Like a city planner, the Interaction Designer creates the navigational structure of the website/application.
The Information Architecture Institute defines information architecture as, “the art and science of organizing and labeling web sites, intranets, online communities and software to support usability and findability.” In layman’s terms, information architecture is creating a clear and easy to navigate structure for a website or application. This becomes the core framework for that website/application, indicating what kind of content should be developed, and where that content should be placed. Information architecture is an important first step in the overall design process.
So, what does an Information Architect (or in in the case of the Web Services Department, an Interaction Designer) do? They gather the technical requirements for the website/application through a variety of techniques, including but not limited to, the following:
- stakeholder interviews
- usability tests
- card sorting exercises
They then analyze the data they’ve collected, distilling it into the overall goals of the website/application. The next step in the Interaction Designer's process is to determine how best to meet these aforementioned goals. Like a city planner, the Interaction Designer creates the navigational structure of the website/application, called a sitemap. Interaction Designers can also create wireframes to further flesh out the content hierarchy within individual pages of the sitemap. These wireframes should not be thought of as prescriptive of certain design aesthetic or layout, but rather a means of showing how the overall site goals are being emphasized at the individual page level.
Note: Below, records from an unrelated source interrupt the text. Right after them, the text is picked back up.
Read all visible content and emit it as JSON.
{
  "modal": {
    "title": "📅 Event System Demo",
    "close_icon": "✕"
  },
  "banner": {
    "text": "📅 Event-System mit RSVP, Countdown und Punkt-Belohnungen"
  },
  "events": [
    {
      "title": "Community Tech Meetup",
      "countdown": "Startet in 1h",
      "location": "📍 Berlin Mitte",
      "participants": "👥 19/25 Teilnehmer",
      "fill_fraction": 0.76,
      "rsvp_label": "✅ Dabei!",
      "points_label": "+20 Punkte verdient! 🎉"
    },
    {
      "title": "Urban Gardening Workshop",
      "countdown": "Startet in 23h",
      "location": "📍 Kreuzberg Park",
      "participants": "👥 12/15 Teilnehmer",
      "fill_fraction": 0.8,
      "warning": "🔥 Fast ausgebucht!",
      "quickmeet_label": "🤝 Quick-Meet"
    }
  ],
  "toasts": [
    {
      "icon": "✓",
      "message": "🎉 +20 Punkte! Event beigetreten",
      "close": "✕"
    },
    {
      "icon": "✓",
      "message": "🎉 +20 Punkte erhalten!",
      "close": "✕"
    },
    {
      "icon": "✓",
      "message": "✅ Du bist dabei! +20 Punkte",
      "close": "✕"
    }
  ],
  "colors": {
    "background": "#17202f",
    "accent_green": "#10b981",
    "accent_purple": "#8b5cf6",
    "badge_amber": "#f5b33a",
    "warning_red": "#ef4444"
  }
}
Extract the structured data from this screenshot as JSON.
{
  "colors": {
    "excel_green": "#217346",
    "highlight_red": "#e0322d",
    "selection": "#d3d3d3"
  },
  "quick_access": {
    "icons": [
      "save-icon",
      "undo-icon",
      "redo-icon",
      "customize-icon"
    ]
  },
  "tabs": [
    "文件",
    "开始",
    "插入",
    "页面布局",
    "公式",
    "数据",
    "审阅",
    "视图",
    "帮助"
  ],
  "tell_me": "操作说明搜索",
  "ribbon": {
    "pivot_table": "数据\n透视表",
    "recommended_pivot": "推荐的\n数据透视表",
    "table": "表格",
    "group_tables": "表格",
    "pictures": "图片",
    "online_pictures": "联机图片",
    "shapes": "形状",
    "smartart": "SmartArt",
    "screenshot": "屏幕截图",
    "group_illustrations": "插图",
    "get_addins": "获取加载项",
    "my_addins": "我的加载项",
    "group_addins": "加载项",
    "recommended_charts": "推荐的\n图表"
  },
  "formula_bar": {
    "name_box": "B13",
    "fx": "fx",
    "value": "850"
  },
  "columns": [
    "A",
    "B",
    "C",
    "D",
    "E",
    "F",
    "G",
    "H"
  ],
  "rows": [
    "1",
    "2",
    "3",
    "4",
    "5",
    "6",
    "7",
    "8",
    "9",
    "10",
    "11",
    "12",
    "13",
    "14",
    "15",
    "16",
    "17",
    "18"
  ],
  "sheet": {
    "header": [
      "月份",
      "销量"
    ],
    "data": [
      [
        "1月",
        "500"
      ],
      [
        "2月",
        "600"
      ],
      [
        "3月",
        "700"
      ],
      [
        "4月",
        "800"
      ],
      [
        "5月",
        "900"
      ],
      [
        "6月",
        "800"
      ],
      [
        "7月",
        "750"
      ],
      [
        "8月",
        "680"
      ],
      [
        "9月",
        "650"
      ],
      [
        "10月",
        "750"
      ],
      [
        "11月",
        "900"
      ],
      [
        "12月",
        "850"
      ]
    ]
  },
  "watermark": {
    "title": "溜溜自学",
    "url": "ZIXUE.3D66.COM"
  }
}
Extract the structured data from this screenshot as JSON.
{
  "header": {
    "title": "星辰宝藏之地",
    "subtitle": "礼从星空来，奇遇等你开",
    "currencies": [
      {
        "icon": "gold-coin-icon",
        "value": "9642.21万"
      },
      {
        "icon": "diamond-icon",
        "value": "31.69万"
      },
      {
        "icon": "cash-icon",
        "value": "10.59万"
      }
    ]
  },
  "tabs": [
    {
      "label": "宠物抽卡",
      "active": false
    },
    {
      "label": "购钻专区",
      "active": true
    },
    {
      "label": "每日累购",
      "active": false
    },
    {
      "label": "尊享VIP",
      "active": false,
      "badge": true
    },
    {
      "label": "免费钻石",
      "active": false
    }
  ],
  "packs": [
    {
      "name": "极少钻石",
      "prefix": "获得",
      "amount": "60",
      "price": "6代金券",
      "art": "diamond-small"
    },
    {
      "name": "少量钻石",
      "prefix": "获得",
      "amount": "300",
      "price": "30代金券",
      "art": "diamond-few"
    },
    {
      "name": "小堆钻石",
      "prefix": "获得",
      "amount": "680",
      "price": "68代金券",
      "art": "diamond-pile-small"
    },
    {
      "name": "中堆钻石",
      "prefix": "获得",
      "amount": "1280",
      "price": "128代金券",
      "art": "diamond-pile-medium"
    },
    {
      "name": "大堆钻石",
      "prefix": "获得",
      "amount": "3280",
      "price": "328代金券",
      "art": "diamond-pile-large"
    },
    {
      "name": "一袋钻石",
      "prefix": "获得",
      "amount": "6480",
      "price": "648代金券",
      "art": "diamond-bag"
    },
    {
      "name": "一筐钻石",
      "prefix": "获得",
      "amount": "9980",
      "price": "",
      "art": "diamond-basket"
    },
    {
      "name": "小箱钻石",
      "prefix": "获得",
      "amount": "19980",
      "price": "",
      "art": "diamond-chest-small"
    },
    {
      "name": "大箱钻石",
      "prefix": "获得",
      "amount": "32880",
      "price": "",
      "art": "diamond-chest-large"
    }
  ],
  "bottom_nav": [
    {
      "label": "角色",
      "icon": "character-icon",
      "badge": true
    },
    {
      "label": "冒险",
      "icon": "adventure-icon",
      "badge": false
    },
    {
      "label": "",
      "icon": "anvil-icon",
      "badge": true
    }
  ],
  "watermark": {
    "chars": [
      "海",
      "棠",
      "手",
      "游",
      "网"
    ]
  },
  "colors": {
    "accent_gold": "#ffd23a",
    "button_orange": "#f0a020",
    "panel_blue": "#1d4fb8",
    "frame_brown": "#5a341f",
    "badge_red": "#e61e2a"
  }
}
Once an Interaction Designer has completed this process, the website/application project is moved into the capable hands of the Front-End Designer. The Front-End Designer creates the design aesthetic (colors, font, features, etc.) collaboratively with the project stakeholders in a way that adheres to the overall goals collected by the Interaction Designer.